Jane Jacobs wasn’t bullish on urban parks. She preferred active sidewalks. In her classic urban planning (sociology?) book, The Death and Life of Great American Cities, she noted that parks created “borders,” that often result in blighting or “slumming” along their edges. She attributed this circumstance to a lack of diversity of uses, a lack of density, and many other factors, and how they interrelated (her “organized complexity”). Continue Reading Are cities building too many parks and plazas in their downtowns?
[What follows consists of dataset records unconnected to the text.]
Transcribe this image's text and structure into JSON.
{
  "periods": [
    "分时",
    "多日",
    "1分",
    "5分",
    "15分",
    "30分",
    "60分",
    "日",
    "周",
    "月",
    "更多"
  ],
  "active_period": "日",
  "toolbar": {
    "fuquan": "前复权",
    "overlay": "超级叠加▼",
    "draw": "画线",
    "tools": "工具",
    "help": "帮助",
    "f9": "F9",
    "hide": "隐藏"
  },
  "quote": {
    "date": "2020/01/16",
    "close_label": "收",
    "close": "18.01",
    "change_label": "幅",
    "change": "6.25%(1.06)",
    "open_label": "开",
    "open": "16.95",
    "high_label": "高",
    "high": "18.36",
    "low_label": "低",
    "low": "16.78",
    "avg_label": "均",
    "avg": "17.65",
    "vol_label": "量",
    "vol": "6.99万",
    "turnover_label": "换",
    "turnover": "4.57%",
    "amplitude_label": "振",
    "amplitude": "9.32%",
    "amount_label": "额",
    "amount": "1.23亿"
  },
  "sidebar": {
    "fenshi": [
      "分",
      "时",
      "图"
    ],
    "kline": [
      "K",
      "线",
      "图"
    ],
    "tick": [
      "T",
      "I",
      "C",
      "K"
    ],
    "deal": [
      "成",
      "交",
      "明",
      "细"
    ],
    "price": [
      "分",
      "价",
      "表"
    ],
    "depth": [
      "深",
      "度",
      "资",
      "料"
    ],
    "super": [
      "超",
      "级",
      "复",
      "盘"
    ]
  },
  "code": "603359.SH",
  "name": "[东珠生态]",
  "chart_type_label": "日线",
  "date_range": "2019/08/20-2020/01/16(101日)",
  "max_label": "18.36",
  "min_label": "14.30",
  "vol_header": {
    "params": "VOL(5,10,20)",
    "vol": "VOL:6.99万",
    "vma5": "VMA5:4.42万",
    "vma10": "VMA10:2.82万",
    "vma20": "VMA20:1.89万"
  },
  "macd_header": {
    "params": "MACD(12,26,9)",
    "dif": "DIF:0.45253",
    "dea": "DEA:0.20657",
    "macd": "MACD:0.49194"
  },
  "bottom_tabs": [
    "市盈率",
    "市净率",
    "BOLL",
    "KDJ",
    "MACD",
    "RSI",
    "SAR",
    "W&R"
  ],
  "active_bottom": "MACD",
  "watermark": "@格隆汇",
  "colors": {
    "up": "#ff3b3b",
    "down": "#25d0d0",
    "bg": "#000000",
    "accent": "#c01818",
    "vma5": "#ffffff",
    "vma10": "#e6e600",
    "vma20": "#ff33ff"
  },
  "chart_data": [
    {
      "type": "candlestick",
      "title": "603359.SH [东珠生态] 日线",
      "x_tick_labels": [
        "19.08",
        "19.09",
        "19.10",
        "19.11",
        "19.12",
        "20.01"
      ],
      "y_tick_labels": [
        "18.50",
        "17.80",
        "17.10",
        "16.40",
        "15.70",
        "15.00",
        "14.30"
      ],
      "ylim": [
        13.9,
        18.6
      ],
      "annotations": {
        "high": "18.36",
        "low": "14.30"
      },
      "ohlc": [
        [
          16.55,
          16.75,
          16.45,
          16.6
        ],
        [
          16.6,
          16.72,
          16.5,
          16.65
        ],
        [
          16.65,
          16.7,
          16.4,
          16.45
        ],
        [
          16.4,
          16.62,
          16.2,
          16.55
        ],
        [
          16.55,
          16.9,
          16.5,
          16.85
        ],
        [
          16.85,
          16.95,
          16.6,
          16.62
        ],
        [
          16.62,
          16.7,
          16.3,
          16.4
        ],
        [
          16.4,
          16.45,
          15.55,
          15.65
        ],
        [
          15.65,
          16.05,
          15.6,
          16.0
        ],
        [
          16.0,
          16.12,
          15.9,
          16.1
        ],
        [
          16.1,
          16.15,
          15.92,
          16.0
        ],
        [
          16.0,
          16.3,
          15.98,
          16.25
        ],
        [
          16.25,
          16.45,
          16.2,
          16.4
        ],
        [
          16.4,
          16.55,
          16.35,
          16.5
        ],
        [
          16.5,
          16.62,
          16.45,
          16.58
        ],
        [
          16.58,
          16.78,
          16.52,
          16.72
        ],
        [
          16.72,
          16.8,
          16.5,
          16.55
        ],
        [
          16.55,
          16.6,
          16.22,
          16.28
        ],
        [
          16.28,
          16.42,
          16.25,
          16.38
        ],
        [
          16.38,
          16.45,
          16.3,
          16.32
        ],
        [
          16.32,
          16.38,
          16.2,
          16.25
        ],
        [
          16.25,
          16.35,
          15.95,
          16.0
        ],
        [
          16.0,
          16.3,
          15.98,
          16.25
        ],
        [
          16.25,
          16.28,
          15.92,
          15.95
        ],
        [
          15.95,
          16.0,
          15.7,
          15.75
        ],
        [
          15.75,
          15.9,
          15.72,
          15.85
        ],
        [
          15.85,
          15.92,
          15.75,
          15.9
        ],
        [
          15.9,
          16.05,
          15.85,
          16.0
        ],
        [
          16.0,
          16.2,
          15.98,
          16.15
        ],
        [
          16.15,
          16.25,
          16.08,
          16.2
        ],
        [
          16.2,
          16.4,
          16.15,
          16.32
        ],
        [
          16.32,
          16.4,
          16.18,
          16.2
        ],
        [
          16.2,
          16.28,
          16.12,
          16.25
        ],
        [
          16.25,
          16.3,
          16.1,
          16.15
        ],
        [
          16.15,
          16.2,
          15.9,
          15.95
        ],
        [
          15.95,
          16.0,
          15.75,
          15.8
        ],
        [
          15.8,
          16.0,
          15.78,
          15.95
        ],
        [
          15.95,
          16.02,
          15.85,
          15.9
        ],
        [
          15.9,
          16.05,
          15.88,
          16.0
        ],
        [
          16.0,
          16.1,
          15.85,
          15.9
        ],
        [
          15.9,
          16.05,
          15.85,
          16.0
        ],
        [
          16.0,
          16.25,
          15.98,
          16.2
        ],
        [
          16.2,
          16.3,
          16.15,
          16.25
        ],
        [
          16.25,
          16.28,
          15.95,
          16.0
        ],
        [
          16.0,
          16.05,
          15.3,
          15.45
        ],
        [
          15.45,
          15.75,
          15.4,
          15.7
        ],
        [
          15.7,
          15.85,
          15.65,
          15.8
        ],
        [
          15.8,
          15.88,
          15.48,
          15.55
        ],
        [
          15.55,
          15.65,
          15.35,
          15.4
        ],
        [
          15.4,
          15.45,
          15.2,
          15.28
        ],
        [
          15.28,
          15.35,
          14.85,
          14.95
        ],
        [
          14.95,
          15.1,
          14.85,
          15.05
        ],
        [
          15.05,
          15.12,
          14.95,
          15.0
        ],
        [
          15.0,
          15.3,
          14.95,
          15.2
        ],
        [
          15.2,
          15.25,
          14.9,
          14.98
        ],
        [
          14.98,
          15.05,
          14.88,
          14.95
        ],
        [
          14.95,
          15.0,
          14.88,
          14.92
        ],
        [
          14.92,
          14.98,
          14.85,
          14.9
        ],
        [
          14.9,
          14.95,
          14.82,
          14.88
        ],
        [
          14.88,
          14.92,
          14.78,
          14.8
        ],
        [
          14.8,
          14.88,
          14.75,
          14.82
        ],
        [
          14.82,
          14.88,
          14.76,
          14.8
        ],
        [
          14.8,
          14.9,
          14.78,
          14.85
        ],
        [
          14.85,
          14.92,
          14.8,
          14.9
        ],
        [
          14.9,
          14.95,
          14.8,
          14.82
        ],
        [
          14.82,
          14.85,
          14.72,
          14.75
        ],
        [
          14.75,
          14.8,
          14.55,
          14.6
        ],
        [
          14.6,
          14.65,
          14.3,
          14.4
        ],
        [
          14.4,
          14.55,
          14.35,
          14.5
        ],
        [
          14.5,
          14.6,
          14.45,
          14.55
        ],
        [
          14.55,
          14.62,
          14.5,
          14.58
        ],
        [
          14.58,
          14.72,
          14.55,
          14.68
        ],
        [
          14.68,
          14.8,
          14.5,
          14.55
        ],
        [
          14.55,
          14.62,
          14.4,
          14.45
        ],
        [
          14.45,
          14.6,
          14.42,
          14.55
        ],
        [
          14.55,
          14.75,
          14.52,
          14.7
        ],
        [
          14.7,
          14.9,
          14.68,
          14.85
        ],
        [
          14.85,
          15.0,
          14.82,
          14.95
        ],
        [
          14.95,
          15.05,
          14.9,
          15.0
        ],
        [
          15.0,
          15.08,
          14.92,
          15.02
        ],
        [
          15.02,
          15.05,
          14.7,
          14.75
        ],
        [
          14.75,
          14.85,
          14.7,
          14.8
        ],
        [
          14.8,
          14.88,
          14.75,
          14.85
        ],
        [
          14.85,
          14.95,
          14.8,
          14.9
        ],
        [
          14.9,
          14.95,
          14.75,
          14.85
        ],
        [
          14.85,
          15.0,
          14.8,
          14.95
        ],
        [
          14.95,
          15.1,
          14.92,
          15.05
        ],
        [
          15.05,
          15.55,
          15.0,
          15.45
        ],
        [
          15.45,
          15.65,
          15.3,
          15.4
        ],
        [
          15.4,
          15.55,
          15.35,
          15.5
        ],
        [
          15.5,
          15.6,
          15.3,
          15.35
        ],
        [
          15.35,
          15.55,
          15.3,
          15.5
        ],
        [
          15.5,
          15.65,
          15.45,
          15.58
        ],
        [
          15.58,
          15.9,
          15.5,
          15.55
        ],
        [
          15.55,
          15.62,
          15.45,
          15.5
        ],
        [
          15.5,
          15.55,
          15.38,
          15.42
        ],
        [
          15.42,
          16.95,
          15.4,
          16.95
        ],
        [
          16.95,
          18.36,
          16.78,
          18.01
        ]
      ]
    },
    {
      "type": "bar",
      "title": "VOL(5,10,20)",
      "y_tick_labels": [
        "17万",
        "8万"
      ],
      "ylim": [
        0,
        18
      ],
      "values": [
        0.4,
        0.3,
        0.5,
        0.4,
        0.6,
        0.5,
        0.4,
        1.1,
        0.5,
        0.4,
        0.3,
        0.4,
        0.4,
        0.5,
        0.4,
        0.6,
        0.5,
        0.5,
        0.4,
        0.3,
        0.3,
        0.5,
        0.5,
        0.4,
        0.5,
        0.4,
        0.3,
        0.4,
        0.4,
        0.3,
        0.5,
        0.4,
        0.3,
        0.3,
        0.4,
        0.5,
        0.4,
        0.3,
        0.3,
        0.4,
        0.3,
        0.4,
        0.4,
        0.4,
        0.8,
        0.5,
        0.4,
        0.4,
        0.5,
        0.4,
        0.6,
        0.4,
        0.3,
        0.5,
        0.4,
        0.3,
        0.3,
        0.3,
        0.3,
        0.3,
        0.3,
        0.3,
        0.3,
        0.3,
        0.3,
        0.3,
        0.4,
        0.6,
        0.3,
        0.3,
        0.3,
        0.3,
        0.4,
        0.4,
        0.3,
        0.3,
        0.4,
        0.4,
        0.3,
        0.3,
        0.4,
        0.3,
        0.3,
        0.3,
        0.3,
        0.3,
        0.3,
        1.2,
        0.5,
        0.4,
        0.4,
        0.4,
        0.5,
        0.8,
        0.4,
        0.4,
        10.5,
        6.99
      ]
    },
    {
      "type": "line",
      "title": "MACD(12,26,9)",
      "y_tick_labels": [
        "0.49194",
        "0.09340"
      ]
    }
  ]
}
The experts weigh in . . .
Death and Life of Great American Cities
“The first thing to understand is that public peace – sidewalk and street peace – is not kept primarily by the police……it is kept primarily by an intricate almost unconscious network of voluntary controls and standards among the people themselves.” Thus begins Jane Jacob’sContinue Reading Happy 50th Anniversary to The Death and Life of Great American Cities: Revisiting a classic